I’m most interested in the thinking process. … I really believe that art-making is 99 percent about thinking and only one percent about making. We have conversations about art, about politics, about culture, about different things. I try to stimulate the thinking process and to look at different models of thinking about the world, culture, different issues. I try to stimulate the capacity of analysis of certain realities, of certain situations. I insist that we are intellectuals, we are thinking human beings. Forget craft, forget object-making. Let’s first start developing our brains, our capacity to see, to understand, to dream. Only at the end of this very long process we might create something in response to a very specific reality. So I really stress more the thinking process than anything else.

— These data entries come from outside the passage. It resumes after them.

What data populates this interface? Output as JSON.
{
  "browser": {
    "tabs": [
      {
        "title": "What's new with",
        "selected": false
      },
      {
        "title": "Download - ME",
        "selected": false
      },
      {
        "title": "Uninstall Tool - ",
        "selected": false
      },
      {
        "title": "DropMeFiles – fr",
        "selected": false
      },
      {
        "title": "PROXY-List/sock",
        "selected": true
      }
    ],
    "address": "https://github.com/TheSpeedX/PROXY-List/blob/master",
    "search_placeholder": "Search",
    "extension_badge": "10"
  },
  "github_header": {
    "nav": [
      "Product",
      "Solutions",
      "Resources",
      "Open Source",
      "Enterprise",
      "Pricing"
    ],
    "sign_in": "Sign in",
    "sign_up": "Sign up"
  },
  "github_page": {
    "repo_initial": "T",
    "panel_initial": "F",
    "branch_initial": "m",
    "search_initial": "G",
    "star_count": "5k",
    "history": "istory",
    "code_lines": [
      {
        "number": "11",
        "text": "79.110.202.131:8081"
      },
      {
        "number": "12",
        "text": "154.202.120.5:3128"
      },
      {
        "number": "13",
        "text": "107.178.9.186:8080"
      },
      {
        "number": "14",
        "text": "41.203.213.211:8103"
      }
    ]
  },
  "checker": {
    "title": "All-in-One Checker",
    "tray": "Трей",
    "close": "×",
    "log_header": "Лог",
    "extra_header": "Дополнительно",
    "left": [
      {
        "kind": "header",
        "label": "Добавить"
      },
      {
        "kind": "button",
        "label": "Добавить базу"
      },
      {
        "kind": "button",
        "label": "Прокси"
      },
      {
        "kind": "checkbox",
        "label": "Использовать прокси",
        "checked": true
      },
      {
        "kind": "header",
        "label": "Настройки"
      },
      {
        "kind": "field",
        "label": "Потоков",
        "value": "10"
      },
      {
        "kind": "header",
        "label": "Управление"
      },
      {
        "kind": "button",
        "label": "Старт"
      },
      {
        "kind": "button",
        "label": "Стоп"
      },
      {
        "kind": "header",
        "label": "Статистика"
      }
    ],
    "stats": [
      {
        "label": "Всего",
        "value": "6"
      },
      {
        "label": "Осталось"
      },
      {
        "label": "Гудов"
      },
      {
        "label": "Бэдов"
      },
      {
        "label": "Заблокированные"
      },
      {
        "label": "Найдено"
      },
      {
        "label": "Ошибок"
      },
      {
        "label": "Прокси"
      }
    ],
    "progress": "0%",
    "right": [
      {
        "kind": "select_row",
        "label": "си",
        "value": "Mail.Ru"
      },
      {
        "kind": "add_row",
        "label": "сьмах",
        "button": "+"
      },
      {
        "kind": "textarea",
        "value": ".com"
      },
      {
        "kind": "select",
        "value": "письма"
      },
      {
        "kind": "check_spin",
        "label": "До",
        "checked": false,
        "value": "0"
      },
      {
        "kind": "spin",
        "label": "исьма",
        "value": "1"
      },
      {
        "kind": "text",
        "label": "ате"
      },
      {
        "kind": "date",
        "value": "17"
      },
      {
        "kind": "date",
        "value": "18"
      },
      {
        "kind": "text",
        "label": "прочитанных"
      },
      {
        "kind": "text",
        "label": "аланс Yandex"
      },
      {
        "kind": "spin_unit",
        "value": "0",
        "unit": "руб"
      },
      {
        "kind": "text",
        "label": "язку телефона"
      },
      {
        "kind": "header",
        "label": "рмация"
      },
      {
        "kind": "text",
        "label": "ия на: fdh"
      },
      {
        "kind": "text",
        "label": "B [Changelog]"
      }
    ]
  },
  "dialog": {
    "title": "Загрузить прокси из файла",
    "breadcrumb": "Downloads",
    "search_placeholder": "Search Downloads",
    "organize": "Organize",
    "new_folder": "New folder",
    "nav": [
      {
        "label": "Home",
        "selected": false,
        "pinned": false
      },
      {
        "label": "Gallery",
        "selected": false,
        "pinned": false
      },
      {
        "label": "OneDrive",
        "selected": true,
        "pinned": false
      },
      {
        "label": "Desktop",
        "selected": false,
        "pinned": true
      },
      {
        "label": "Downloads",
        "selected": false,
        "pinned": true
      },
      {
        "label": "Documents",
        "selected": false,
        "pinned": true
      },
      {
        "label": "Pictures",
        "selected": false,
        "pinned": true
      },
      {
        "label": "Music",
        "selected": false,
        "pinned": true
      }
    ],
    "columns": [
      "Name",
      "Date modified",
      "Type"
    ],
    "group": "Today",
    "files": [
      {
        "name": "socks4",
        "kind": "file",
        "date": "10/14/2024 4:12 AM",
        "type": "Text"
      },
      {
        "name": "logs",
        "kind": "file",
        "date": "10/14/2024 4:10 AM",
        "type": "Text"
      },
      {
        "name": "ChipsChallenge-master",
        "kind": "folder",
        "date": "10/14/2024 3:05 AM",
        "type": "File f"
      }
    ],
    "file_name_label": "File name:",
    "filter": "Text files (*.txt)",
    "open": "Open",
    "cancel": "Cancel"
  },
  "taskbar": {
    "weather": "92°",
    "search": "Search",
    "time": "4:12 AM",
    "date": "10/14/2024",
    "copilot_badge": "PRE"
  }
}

Do you see yourself making this sort of art for the rest of your life, or do you have any other aspirations that you want to pursue?

I see myself doing this, absolutely. If someone ever offers me the funding, I would love to do a feature film. I studied filmmaking and it is always in the back of my mind. I’ve done shorter films — 30 to 40 minutes, but I would love, one day, to do a feature film.

That would be wonderful. What is it about filmmaking that interests you?

So many things. Basically, I envy the power of the filmmaker because he works with images, with sound, with words, with music. It is probably the most complete of the arts. The position of the filmmaker regarding the audience is also extremely privileged because you have your audience seated in a comfortable chair, in a dark space, and they are willing to give you two hours of their time. That is an extraordinary privilege that we do not have as visual artists. It is well known that the average time that a spectator or an audience spends before an artwork in a museum is three seconds. [As a visual artist,] you spend six months or a year of your life working on a piece and you see people coming in and walking by as if they got it in less than three seconds. It’s very frustrating. [With film,] you know you have them in your hands for two hours, and you have this very magic medium at your disposal.

Is that also partially why you’re attracted to architecture?

Absolutely; that’s exactly why I do what I do. Basically I’m imploring, I’m begging my audience to stay with me, give me five minutes, please. I’m not asking for more than five minutes. So I force them through the design of the piece, the architecture and so many other devices, to spend time with me. And that’s always part of my work, because I need them with me. I don’t want them to run away, and so I need to use all these mechanisms in order to do that. That’s why I use architecture and some aspects of the language of film.